▶ Task item:
This exercise calls for every line of the listing below that contains the word "hnltour".
Top of Dataset
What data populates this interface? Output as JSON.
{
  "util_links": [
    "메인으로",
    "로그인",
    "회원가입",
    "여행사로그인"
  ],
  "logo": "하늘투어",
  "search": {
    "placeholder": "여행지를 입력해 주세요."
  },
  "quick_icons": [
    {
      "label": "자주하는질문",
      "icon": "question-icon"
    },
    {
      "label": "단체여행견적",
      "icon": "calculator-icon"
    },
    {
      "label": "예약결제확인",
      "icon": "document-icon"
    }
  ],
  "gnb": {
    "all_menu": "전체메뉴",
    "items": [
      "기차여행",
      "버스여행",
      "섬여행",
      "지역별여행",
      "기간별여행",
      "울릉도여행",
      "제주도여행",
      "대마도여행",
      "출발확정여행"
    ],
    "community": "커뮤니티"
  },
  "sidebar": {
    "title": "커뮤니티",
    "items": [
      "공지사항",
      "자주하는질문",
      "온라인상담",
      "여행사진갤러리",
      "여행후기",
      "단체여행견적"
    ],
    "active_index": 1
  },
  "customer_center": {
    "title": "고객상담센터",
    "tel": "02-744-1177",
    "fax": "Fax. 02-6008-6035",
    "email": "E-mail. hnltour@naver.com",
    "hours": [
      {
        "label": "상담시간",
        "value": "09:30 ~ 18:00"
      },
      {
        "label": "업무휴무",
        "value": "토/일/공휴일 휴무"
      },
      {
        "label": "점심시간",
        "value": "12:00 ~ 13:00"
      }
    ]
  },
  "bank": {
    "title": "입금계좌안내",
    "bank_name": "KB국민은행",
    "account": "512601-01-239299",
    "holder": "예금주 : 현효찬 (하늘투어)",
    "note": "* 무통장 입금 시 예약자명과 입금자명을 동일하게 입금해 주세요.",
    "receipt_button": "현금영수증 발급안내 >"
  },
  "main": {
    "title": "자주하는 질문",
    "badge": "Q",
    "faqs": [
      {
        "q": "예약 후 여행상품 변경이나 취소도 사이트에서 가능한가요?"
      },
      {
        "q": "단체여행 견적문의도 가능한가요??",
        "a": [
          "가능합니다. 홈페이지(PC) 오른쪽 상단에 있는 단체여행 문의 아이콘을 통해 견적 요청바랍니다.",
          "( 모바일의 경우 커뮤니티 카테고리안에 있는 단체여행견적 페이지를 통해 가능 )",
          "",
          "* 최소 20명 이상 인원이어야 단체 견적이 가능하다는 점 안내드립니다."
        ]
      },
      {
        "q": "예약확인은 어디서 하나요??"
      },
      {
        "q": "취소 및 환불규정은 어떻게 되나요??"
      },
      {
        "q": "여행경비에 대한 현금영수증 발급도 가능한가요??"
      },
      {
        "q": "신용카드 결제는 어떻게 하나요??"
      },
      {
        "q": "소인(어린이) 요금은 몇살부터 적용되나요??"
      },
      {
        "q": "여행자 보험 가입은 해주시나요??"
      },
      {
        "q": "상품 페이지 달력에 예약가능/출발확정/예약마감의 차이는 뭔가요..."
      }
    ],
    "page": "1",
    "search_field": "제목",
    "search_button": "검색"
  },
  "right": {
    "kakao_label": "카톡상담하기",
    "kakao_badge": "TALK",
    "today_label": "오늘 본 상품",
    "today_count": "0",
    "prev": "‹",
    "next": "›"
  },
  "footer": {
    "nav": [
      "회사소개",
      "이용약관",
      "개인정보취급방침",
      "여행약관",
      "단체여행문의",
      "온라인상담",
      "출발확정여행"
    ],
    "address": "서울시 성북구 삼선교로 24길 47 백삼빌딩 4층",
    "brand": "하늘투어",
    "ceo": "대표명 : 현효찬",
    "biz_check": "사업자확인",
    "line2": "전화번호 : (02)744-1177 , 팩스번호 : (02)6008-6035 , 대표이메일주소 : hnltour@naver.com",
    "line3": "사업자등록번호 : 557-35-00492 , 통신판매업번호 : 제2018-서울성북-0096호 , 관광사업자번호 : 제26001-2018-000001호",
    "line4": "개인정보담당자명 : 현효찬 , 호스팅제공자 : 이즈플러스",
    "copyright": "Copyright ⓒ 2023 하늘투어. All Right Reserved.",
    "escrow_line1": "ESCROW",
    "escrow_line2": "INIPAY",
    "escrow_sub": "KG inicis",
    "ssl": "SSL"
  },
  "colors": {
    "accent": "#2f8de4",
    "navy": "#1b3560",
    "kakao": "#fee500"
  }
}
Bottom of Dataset
▶ Response below:
    "email": "E-mail. hnltour@naver.com",
    "line2": "전화번호 : (02)744-1177 , 팩스번호 : (02)6008-6035 , 대표이메일주소 : hnltour@naver.com",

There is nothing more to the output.